Core Audio Properties
The Core Audio calls in this example were all about getting properties from the audio file object. The routine of preparing for and executing property-setter and property-getter calls is essential in Core Audio.
That’s because Core Audio is a property-driven API. Properties are key-value pairs, with the keys being enumerated integers. The values can be of whatever type the API defines. Each API in Core Audio communicates its capabilities and state via its list of properties. For example, if you look up the AudioFileGetProperty() function in this example, you’ll find a link to a list of Audio File Properties in the documentation. The list, which you can also find by looking in Core Audio’s AudioFile.h header, looks like this:
kAudioFilePropertyFileFormat = 'ffmt', kAudioFilePropertyDataFormat = 'dfmt', kAudioFilePropertyIsOptimized = 'optm', kAudioFilePropertyMagicCookieData = 'mgic', kAudioFilePropertyAudioDataByteCount = 'bcnt', ...
These keys are 32-bit integer values that you can read in the documentation and header file as four character codes. As you can see from this list, the four-character codes take advantage of the fact that you can use single quotes to represent char literals in C and spell out clever mnemonics. Assume that fmt is short for “format,” and you can figure out that ffmt is the code for “file format” and dfmt means “data format.” Codes like these are used throughout Core Audio, as property keys and sometimes as error statuses. If you attempt to write to a file format Core Audio doesn’t understand, you’ll get the response fmt?, which is kAudioFileUnsupportedDataFormatError.

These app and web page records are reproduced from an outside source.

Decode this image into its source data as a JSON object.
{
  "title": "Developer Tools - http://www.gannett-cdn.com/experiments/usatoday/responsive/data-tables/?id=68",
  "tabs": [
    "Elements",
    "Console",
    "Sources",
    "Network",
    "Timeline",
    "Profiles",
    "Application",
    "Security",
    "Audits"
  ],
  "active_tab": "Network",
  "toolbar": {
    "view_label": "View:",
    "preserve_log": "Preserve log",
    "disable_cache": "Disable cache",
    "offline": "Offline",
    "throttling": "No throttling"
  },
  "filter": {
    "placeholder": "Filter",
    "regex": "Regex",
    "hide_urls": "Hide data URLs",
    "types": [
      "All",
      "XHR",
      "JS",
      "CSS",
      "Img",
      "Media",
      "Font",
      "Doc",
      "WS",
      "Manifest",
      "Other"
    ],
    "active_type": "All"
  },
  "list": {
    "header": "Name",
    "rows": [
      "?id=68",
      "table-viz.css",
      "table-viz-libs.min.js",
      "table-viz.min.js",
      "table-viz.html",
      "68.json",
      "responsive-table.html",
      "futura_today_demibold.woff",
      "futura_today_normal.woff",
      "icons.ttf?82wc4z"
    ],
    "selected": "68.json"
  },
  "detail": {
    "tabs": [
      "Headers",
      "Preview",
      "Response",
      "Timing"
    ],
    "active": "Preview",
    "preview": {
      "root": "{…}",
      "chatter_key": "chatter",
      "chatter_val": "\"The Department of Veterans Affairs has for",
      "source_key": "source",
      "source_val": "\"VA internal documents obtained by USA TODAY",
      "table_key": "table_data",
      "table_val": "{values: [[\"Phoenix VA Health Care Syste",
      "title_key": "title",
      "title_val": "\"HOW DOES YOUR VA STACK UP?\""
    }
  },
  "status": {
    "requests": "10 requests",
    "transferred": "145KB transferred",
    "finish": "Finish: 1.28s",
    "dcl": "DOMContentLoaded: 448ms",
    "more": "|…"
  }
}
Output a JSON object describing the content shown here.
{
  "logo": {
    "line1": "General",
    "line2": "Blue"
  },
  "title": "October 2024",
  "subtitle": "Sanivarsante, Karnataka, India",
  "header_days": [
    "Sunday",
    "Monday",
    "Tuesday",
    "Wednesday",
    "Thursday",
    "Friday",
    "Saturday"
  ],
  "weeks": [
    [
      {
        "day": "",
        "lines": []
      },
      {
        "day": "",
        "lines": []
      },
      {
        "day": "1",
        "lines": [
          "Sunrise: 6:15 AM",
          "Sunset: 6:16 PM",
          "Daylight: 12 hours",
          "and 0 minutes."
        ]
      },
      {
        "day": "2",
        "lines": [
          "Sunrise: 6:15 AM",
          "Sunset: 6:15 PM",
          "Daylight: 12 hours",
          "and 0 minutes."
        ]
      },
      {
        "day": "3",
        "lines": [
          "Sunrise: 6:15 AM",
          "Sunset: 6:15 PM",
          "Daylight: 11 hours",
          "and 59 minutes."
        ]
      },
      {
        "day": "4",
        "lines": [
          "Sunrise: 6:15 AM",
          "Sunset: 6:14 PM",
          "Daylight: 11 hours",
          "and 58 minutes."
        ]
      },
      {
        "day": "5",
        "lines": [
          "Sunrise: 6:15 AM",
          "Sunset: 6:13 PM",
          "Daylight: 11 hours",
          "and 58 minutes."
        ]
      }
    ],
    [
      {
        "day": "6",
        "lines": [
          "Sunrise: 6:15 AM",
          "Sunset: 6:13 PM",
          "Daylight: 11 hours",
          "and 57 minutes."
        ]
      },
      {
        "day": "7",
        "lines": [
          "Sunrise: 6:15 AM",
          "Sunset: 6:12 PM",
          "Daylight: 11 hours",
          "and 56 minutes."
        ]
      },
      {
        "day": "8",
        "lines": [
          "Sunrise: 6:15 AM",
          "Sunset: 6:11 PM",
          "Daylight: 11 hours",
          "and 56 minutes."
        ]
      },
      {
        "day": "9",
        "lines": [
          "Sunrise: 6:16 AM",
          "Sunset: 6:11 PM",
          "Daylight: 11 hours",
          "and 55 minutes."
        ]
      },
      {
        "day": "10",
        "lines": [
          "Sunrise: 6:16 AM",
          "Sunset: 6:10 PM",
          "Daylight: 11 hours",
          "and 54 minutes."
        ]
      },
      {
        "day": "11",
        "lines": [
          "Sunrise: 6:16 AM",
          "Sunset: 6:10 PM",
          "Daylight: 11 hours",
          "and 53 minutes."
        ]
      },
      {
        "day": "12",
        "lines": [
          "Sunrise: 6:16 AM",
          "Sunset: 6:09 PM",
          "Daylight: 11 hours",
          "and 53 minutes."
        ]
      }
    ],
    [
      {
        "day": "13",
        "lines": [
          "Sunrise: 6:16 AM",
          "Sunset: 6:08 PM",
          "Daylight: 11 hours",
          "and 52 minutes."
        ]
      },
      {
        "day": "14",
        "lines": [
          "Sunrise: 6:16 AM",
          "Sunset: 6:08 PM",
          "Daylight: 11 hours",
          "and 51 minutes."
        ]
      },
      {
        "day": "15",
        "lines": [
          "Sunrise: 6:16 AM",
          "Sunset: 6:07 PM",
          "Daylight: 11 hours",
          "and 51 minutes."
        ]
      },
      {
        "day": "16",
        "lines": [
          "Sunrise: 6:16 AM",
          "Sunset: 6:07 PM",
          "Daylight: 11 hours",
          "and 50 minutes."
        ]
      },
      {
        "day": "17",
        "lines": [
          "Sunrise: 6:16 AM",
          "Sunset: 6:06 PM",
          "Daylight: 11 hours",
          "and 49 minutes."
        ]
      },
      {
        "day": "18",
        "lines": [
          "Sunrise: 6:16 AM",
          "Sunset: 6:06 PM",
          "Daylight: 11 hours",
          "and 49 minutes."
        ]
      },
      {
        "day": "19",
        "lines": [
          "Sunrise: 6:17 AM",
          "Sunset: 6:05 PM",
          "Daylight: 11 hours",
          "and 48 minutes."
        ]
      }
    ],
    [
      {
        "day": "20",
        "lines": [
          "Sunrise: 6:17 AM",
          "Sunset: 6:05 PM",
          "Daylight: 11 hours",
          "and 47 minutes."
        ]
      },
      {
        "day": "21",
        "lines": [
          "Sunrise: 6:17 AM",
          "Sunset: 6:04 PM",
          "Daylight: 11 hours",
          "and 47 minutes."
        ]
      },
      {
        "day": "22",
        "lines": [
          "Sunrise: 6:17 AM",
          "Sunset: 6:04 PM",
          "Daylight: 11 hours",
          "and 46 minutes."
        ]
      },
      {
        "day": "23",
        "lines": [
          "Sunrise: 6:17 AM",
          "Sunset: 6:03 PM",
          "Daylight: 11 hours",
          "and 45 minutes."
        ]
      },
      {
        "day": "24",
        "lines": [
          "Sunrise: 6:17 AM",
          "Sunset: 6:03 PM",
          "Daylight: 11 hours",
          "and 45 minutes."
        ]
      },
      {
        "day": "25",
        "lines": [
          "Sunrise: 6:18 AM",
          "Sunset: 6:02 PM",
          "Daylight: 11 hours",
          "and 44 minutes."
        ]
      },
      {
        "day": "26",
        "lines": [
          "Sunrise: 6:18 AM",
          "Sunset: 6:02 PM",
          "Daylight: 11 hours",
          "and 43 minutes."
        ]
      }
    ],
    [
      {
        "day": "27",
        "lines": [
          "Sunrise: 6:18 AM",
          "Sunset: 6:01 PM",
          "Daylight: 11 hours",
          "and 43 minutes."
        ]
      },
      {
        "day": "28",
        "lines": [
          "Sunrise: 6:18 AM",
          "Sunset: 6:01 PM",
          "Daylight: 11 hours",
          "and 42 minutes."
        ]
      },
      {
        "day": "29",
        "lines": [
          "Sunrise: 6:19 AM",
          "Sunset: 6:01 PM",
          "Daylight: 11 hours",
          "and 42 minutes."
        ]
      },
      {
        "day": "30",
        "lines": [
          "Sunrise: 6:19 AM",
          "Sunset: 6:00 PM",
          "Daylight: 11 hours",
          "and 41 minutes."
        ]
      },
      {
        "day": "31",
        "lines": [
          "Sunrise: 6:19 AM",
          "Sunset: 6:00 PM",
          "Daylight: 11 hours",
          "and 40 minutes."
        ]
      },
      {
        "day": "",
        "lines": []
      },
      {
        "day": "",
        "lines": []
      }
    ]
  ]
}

Because Core Audio makes so much use of properties, you’ll see common patterns throughout its API for setting and getting properties. You’ve already seen AudioFileGetPropertyInfo() and AudioFileGetProperty(), so it probably won’t surprise you later to encounter AudioQueueGetProperty(), AudioUnitGetProperty(), AudioConverterGetProperty(), and so on. Some APIs provide property listeners that you can register to receive a callback when a property changes. Using callback functions to respond to asynchronous events is a common pattern in Core Audio.
The values that you get or set with these APIs depend on the property being set. You retrieved the kAudioFilePropertyInfoDictionary property, which returned a pointer to a CFDictionaryRef, but if you had asked for a kAudioFilePropertyEstimatedDuration, you’d need to be prepared to accept a pointer to an NSTimeInterval (which is really just a double). This is tremendously powerful because a small number of functions can support a potentially infinite set of properties. However, setting up such calls does involve extra work because you typically have to use the “get property info” call to allocate some memory to receive the property value or to inspect whether the property is writable.
Another point to notice with the property functions is the Core Audio naming conventions for function parameters. Let’s look at the definition of AudioFileGetProperty() from the docs (or the AudioFile.h header):
OSStatus AudioFileGetProperty ( AudioFileID inAudioFile, AudioFilePropertyID inPropertyID, UInt32 *ioDataSize, void *outPropertyData );
Notice the names of the parameters: The use of in, out, or io indicates whether a parameter is used only for input to the function (as with the first two, which indicate the file to use and the property you want), only for output from the function (as with the fourth, outPropertyData, which fills a pointer with the property value), or for input and output (as with the third, ioDataSize, which accepts the size of buffer you allocated for outPropertyData and then writes back the number of bytes actually written into that buffer). You’ll see this naming pattern throughout Core Audio, particularly any time a parameter works with a pointer to populate a value.